» **Work item**:
When a line in the entries contains the word "more", copy that line in full.

----------

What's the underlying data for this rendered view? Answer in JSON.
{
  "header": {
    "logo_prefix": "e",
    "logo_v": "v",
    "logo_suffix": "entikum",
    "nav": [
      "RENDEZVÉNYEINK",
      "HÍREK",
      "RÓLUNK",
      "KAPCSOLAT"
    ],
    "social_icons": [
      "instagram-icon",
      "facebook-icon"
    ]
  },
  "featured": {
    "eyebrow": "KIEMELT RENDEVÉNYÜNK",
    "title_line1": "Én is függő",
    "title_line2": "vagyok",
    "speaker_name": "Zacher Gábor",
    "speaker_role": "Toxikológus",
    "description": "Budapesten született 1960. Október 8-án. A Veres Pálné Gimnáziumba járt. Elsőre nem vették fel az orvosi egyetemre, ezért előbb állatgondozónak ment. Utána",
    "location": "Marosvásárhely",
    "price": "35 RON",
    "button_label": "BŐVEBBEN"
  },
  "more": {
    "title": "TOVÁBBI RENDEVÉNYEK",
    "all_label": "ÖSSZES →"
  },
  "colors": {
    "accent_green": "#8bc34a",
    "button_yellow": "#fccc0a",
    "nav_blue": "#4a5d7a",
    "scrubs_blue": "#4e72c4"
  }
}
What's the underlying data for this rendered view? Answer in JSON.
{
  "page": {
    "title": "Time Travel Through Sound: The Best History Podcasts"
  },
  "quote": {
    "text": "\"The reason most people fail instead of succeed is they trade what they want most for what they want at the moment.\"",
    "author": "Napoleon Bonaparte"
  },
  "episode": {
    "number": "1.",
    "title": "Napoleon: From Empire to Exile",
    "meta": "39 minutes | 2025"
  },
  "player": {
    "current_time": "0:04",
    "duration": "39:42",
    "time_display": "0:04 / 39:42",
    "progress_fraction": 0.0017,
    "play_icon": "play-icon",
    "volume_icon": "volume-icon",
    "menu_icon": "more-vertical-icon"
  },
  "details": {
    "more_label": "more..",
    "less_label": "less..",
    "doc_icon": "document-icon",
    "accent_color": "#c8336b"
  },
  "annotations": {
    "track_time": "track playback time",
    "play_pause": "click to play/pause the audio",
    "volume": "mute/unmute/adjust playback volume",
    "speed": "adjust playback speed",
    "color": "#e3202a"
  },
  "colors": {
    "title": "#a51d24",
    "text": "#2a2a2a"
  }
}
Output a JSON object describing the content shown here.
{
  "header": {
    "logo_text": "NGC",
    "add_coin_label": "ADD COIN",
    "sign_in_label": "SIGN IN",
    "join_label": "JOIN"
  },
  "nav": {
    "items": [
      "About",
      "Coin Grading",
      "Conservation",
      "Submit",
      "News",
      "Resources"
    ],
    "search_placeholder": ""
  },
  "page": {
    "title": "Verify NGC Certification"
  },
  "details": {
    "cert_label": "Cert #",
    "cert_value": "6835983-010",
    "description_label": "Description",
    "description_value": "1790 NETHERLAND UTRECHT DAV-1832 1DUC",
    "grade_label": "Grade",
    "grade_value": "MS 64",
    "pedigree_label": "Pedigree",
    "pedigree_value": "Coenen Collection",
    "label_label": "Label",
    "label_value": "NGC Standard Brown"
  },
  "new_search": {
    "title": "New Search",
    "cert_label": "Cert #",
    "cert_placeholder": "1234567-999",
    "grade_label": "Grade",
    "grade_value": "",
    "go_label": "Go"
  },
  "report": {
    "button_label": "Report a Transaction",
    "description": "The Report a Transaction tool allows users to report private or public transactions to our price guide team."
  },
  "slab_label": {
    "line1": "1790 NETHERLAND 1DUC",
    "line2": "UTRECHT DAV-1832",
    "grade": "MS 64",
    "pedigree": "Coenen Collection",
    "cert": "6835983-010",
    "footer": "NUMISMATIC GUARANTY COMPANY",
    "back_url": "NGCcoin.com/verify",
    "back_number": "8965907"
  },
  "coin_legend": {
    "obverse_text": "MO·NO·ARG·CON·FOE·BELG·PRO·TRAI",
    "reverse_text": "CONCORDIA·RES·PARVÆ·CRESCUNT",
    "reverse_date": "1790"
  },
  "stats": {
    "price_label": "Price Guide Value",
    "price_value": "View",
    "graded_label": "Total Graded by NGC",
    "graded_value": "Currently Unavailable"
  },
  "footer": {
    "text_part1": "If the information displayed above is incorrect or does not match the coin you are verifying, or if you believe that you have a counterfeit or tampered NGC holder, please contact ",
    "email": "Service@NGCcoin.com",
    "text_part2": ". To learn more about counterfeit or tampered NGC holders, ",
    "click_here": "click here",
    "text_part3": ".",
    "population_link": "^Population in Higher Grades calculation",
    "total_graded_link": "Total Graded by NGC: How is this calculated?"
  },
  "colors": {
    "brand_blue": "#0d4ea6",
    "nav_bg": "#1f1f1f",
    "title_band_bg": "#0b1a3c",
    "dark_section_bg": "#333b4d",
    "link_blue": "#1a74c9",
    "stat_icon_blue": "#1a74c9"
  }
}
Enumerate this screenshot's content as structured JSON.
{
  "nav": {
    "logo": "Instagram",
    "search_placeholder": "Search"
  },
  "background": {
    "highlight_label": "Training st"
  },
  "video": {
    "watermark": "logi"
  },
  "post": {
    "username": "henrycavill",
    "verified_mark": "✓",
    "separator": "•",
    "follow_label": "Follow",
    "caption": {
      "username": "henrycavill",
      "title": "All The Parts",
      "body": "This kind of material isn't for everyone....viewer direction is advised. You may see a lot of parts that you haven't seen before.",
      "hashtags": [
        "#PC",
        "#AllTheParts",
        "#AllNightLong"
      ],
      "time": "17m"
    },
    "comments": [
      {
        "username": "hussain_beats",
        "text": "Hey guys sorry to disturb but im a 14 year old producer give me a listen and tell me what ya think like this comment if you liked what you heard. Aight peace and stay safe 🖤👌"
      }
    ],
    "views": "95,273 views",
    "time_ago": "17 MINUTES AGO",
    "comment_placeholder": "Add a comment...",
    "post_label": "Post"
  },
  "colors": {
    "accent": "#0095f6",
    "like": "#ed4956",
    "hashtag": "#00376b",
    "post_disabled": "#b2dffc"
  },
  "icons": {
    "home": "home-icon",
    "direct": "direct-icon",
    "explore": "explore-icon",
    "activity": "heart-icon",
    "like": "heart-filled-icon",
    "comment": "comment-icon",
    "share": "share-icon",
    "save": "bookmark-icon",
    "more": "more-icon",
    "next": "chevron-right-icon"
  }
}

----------

» **Output for this task**:
  "more": {
    "menu_icon": "more-vertical-icon"
    "more_label": "more..",
    "text_part2": ". To learn more about counterfeit or tampered NGC holders, ",
    "more": "more-icon",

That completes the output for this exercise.